  • A fourth or subsequent offense for a specified violation is a level 4 drug felony

The bill states that you may not be arrested for the petty offense possession of up to 2 ounces of marijuana. But a court can issue a warrant for your arrest if you fail to appear in court, as required by your summons.

Further, the bill asserts that the “ … District Attorney shall not charge or prosecute a person pursuant to this section for any minuscule, residual, or unusable amount of a controlled substance that may be present in a used hypodermic needle or syringe, or other drug paraphernalia …” Simply put, you won’t be punished for tiny amounts of drugs that you may find in drug paraphernalia.

Level 1 vs. Level 2 Misdemeanors

Examples of schedule I drugs include heroin, LSD, morphine, peyote, psilocybin, mescaline, and ecstasy. Schedule II drugs include amphetamine, methamphetamine, oxycodone, opium, cocaine, codeine, morphine, methadone, and fentanyl.

A level 1 drug misdemeanor, by definition, is the possession of more than 6 ounces of marijuana or more than 3 ounces of marijuana concentrate, whereas a level 2 drug misdemeanor involves the possession of 3 ounces or less of marijuana concentrate.

If convicted of a level 1 drug misdemeanor, you may be punished as such:

  • Up to 180 days in the county jail (required as a condition of probation or a violation of probation)
    • For a third or subsequent offense, you may face up to 364 days in jail
  • Up to 2 years of probation
  • Up to $1,000 fines

If convicted of a level 2 drug misdemeanor, you may be punished as such:

  • Up to 120 days in the county jail (required as a condition of probation or a violation of probation)
    • For a third or subsequent offense, you may face up to 180 days in jail
  • Up to 1 year of probation
  • Up to $500 fines

For level 1 and level 2 misdemeanor crimes, a court is permitted to do the following:

  • Suspend a sentence to complete useful public service pursuant to the “Uniform Controlled Substances Act of 2013” when the sentence interferes with treatment or other probation requirements imposed by the court.
  • Avoid sentencing a person to complete useful public service if the person receives diversion or a deferred sentence.

For felony crimes:

  • Only those convicted of a felony drug offense must submit to the fingerprinting and photographing requirements of the “Uniform Controlled Substances Act of 2013.”

Contact Gaddis Law Today!

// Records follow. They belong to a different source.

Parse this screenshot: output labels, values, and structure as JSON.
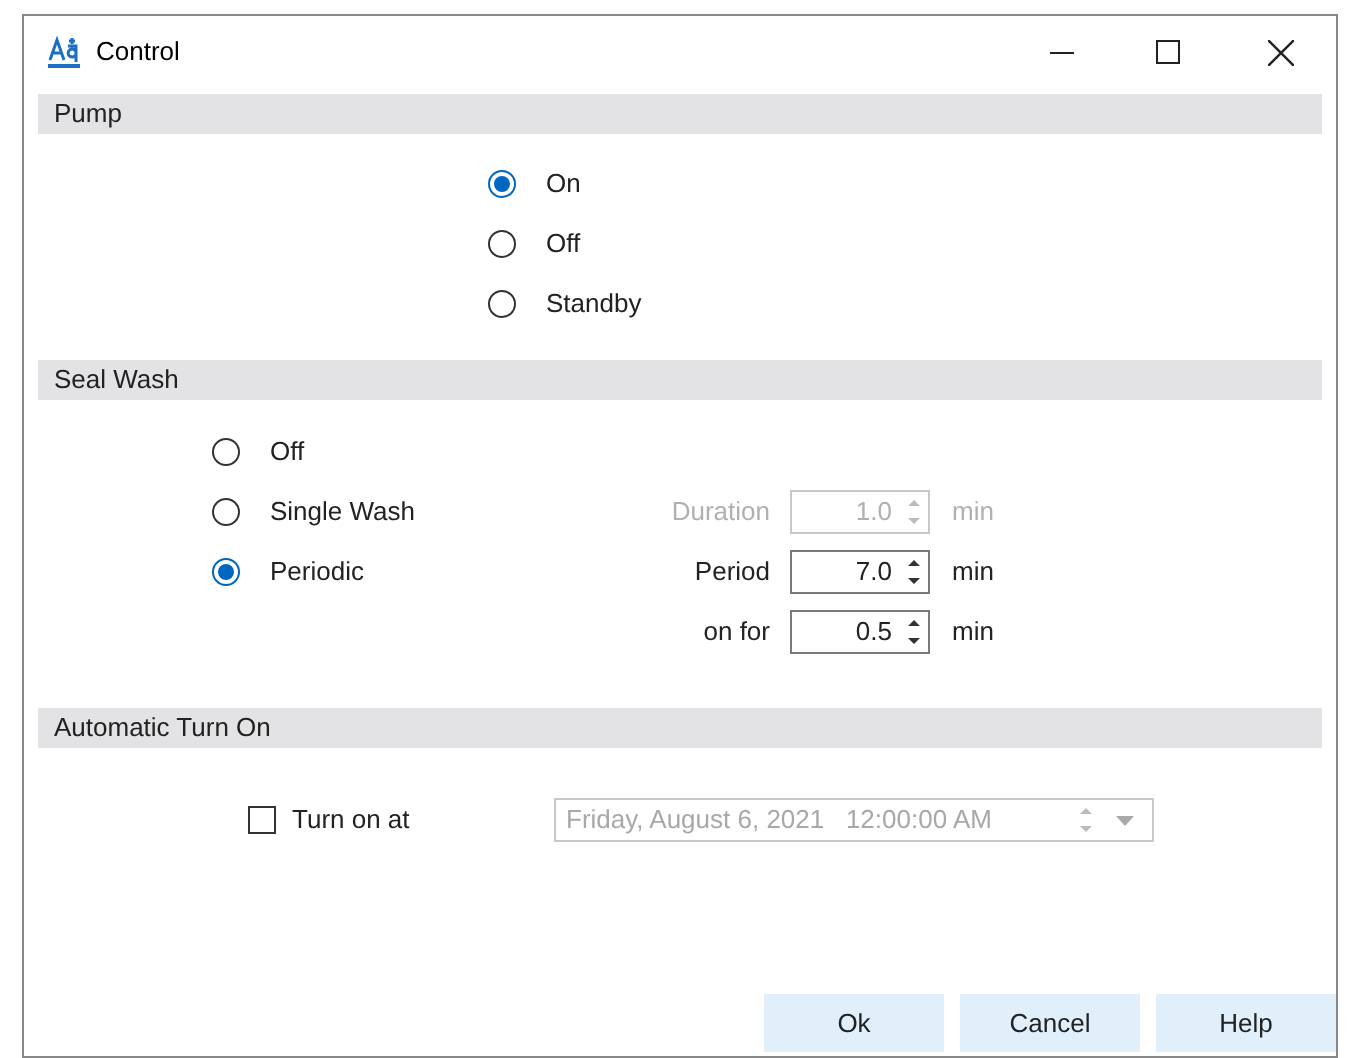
{
  "window": {
    "title": "Control"
  },
  "pump": {
    "heading": "Pump",
    "options": [
      {
        "label": "On",
        "selected": true
      },
      {
        "label": "Off",
        "selected": false
      },
      {
        "label": "Standby",
        "selected": false
      }
    ]
  },
  "seal_wash": {
    "heading": "Seal Wash",
    "options": [
      {
        "label": "Off",
        "selected": false
      },
      {
        "label": "Single Wash",
        "selected": false
      },
      {
        "label": "Periodic",
        "selected": true
      }
    ],
    "fields": [
      {
        "label": "Duration",
        "value": "1.0",
        "unit": "min",
        "disabled": true
      },
      {
        "label": "Period",
        "value": "7.0",
        "unit": "min",
        "disabled": false
      },
      {
        "label": "on for",
        "value": "0.5",
        "unit": "min",
        "disabled": false
      }
    ]
  },
  "automatic_turn_on": {
    "heading": "Automatic Turn On",
    "checkbox": {
      "label": "Turn on at",
      "checked": false
    },
    "datetime": {
      "value": "Friday, August 6, 2021   12:00:00 AM",
      "disabled": true
    }
  },
  "buttons": [
    "Ok",
    "Cancel",
    "Help"
  ]
}
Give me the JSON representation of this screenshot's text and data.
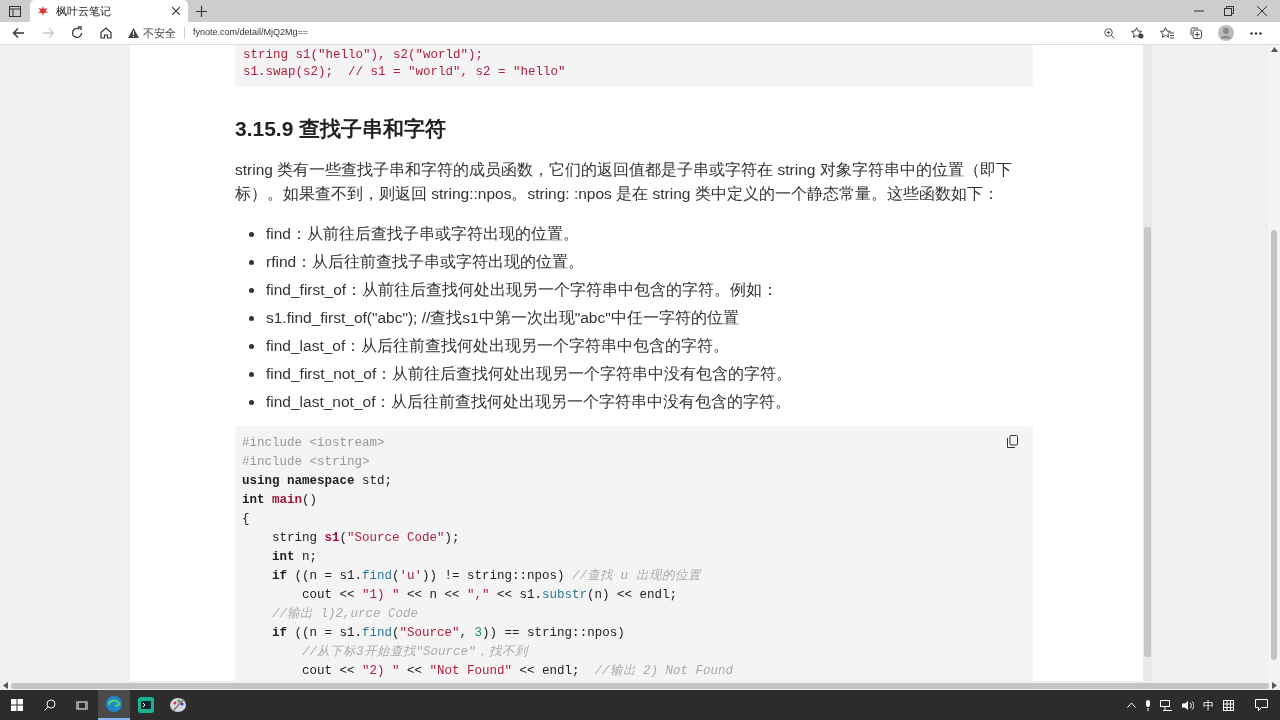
{
  "browser": {
    "tabs": [
      {
        "title": "枫叶云笔记",
        "selected": true
      }
    ],
    "nav": [
      {
        "kind": "back",
        "disabled": false
      },
      {
        "kind": "forward",
        "disabled": true
      },
      {
        "kind": "refresh",
        "disabled": false
      },
      {
        "kind": "home",
        "disabled": false
      }
    ],
    "address": {
      "security": "不安全",
      "url": "fynote.com/detail/MjQ2Mg=="
    }
  },
  "article": {
    "top_code": [
      [
        {
          "kind": "str",
          "text": "string s1(\"hello\"), s2(\"world\");"
        }
      ],
      [
        {
          "kind": "str",
          "text": "s1.swap(s2);  // s1 = \"world\", s2 = \"hello\""
        }
      ]
    ],
    "heading": "3.15.9 查找子串和字符",
    "paragraph": "string 类有一些查找子串和字符的成员函数，它们的返回值都是子串或字符在 string 对象字符串中的位置（即下标）。如果查不到，则返回 string::npos。string: :npos 是在 string 类中定义的一个静态常量。这些函数如下：",
    "bullets": [
      "find：从前往后查找子串或字符出现的位置。",
      "rfind：从后往前查找子串或字符出现的位置。",
      "find_first_of：从前往后查找何处出现另一个字符串中包含的字符。例如：",
      "s1.find_first_of(\"abc\"); //查找s1中第一次出现\"abc\"中任一字符的位置",
      "find_last_of：从后往前查找何处出现另一个字符串中包含的字符。",
      "find_first_not_of：从前往后查找何处出现另一个字符串中没有包含的字符。",
      "find_last_not_of：从后往前查找何处出现另一个字符串中没有包含的字符。"
    ],
    "code": [
      [
        {
          "kind": "pp",
          "text": "#include <iostream>"
        }
      ],
      [
        {
          "kind": "pp",
          "text": "#include <string>"
        }
      ],
      [
        {
          "kind": "kw",
          "text": "using namespace"
        },
        {
          "kind": "plain",
          "text": " std;"
        }
      ],
      [
        {
          "kind": "kw",
          "text": "int "
        },
        {
          "kind": "def",
          "text": "main"
        },
        {
          "kind": "plain",
          "text": "()"
        }
      ],
      [
        {
          "kind": "plain",
          "text": "{"
        }
      ],
      [
        {
          "kind": "plain",
          "text": "    string "
        },
        {
          "kind": "def",
          "text": "s1"
        },
        {
          "kind": "plain",
          "text": "("
        },
        {
          "kind": "str",
          "text": "\"Source Code\""
        },
        {
          "kind": "plain",
          "text": ");"
        }
      ],
      [
        {
          "kind": "kw",
          "text": "    int"
        },
        {
          "kind": "plain",
          "text": " n;"
        }
      ],
      [
        {
          "kind": "kw",
          "text": "    if"
        },
        {
          "kind": "plain",
          "text": " ((n = s1."
        },
        {
          "kind": "fn",
          "text": "find"
        },
        {
          "kind": "plain",
          "text": "("
        },
        {
          "kind": "str",
          "text": "'u'"
        },
        {
          "kind": "plain",
          "text": ")) != string::npos) "
        },
        {
          "kind": "cm",
          "text": "//查找 u 出现的位置"
        }
      ],
      [
        {
          "kind": "plain",
          "text": "        cout << "
        },
        {
          "kind": "str",
          "text": "\"1) \""
        },
        {
          "kind": "plain",
          "text": " << n << "
        },
        {
          "kind": "str",
          "text": "\",\""
        },
        {
          "kind": "plain",
          "text": " << s1."
        },
        {
          "kind": "fn",
          "text": "substr"
        },
        {
          "kind": "plain",
          "text": "(n) << endl;"
        }
      ],
      [
        {
          "kind": "cm",
          "text": "    //输出 l)2,urce Code"
        }
      ],
      [
        {
          "kind": "kw",
          "text": "    if"
        },
        {
          "kind": "plain",
          "text": " ((n = s1."
        },
        {
          "kind": "fn",
          "text": "find"
        },
        {
          "kind": "plain",
          "text": "("
        },
        {
          "kind": "str",
          "text": "\"Source\""
        },
        {
          "kind": "plain",
          "text": ", "
        },
        {
          "kind": "num",
          "text": "3"
        },
        {
          "kind": "plain",
          "text": ")) == string::npos)"
        }
      ],
      [
        {
          "kind": "cm",
          "text": "        //从下标3开始查找\"Source\"，找不到"
        }
      ],
      [
        {
          "kind": "plain",
          "text": "        cout << "
        },
        {
          "kind": "str",
          "text": "\"2) \""
        },
        {
          "kind": "plain",
          "text": " << "
        },
        {
          "kind": "str",
          "text": "\"Not Found\""
        },
        {
          "kind": "plain",
          "text": " << endl;  "
        },
        {
          "kind": "cm",
          "text": "//输出 2) Not Found"
        }
      ]
    ]
  },
  "taskbar": {
    "apps": [
      {
        "kind": "edge",
        "active": true
      },
      {
        "kind": "terminal",
        "active": false
      },
      {
        "kind": "paint",
        "active": false
      }
    ],
    "ime": "中"
  }
}
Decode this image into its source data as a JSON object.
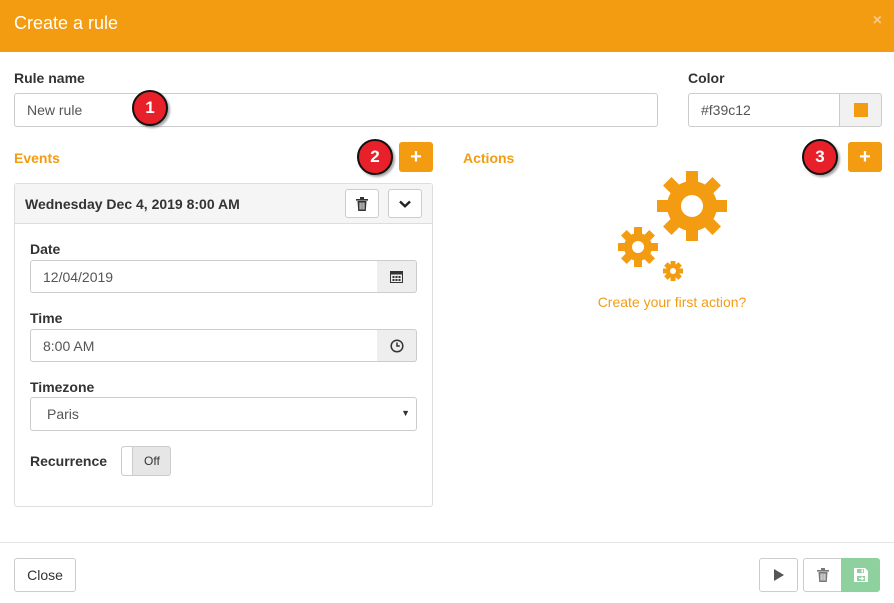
{
  "dialog": {
    "title": "Create a rule",
    "close_glyph": "×"
  },
  "rule_name": {
    "label": "Rule name",
    "value": "New rule"
  },
  "color": {
    "label": "Color",
    "value": "#f39c12",
    "swatch": "#f39c12"
  },
  "events": {
    "title": "Events",
    "add_label": "+",
    "item": {
      "heading": "Wednesday Dec 4, 2019 8:00 AM",
      "date_label": "Date",
      "date_value": "12/04/2019",
      "time_label": "Time",
      "time_value": "8:00 AM",
      "timezone_label": "Timezone",
      "timezone_value": "Paris",
      "recurrence_label": "Recurrence",
      "recurrence_value": "Off"
    }
  },
  "actions": {
    "title": "Actions",
    "add_label": "+",
    "empty_text": "Create your first action?"
  },
  "badges": [
    "1",
    "2",
    "3"
  ],
  "footer": {
    "close_label": "Close"
  },
  "colors": {
    "accent": "#f39c12",
    "badge": "#e8202a",
    "save": "#8fd19e"
  },
  "icons": [
    "trash-icon",
    "chevron-down-icon",
    "calendar-icon",
    "clock-icon",
    "gears-icon",
    "play-icon",
    "save-icon"
  ]
}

If you’ve been accused of a drug crime, it’s in your best interests to contact Gaddis Law as soon as possible. While certain drug possession crimes are punished less severely than they once were, that doesn’t mean you won’t face life-changing consequences if convicted.

While HB19-1263 is intended to help those accused of low-level drug offenses, there is still a high potential that your penalties may cause you to miss out on important opportunities regarding jobs, housing, financial aid, and relationships with loved ones. Thus, we urge you to schedule your free consultation online or by calling (719) 553-5766 now!